by Long Hwa-shu
An Illinois House bill to let voters to decide whether to abolish townships, co-sponsored by State Rep. Sam Yingling (D-Grayslake), has been overwhelmingly approved by the House of Representatives, underlining the public sentiment against too much government, waste of taxpayers’ money and duplicity of services.
Whether voters will eventually be able to eventually do away the townships, called archaic and another unnecessary layer of bureaucracy in some quarters, is up to the Senate, where an uphill battle is anticipated.
The only people that oppose my bill are township officials who hold lucrative and cushy jobs.” – State Rep. Sam Yingling (D-Grayslake) heads the House committee on government consolidation
Yinging who is on his third term in the House said he personally experienced the wastefulness of township government since he had served as supervisor of Avon Township for four years before he was elected to the House in 2012.
“I became concerned by the amount of sheer waste of the township government,” said Yingling who last year introduced House Bill 4510 to expand the consolidation power of local governments, made use successfully by DuPage County to eliminate duplicate government units to save money.
“The only people that oppose my bill are township officials who hold lucrative and cushy jobs,” said Yingling.
Services offered by townships, including road maintenance, tax assessment and senior support can be taken over by municipalities or the county, thus eliminating duplicity of services, abolishing another layer of bureaucracy and saving taxpayers’ money.
Yingling’s bill, however, failed to make to the Senate before the 2016 legislative session ended, effectively aborting the bill.

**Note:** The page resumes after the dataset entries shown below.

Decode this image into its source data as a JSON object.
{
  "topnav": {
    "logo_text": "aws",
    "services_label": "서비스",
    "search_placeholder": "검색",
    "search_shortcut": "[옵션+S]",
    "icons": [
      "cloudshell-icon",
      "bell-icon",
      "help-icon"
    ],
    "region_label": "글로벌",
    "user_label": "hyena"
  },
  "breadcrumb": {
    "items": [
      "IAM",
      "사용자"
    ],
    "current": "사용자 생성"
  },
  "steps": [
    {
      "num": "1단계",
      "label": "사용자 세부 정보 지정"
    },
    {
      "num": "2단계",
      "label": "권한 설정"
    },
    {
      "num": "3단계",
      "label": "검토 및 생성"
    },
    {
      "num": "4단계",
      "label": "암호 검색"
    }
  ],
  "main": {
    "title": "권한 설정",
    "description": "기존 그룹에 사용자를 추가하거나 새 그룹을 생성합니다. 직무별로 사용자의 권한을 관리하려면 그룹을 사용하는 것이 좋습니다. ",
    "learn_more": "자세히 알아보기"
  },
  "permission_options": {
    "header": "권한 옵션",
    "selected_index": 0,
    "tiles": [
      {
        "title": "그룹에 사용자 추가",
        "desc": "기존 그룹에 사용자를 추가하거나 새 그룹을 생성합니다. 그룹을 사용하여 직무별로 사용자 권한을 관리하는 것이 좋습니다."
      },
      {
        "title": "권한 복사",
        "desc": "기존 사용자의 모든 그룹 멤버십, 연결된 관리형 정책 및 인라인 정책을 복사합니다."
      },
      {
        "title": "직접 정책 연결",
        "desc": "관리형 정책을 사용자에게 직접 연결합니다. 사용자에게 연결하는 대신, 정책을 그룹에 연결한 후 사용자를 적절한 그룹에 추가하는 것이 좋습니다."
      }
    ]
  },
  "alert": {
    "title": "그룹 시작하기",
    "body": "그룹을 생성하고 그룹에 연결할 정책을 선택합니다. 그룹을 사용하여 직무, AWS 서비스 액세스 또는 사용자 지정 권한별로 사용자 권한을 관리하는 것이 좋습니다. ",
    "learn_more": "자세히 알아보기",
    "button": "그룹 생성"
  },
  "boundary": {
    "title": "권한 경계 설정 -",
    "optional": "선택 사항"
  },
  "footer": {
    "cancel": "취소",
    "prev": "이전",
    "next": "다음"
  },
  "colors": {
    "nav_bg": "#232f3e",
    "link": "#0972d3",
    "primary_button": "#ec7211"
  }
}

He has reintroduced the bill under House Bill 3135 which he said is essentially the same. Meanwhile, he lent his support for House Bill 496 and became a co-sponsor.
Yingling, who heads a House committee on government consolidation, stressed consolidation and abolishing township governments, would bring much needed property tax relief.
“There’s a lot of interest against too much government,” he said.
Township officials are elected. There are 18 townships in Lake County. In fact, candidates for township offices are on Tuesday’s ballots.
House Bill 496, sponsored by State Rep. Tom Demmer (R-Dixon), won bi-partisan support. The vote was 111 to two.
If the Senate should pass the bill, Gov. Bruce Rauner would likely sign it into law which would pave the way for the measure to eventually be put on the ballot and enable voters to decide on whether to abolish township governments.
Meanwhile, Rep. Yingling will be hosting a series of townhall meetings:
April 12 from 6 – 7 p.m., Round Lake Area Park District, 814 Hart Rd., Round Lake
May 3 from 6 – 7 p.m., Wauconda Park District, 600 N. Main St., Wauconda
May 6 from 11 a.m. – 1 p.m., Grayslake Village Hall, 10 Seymour Ave., Grayslake.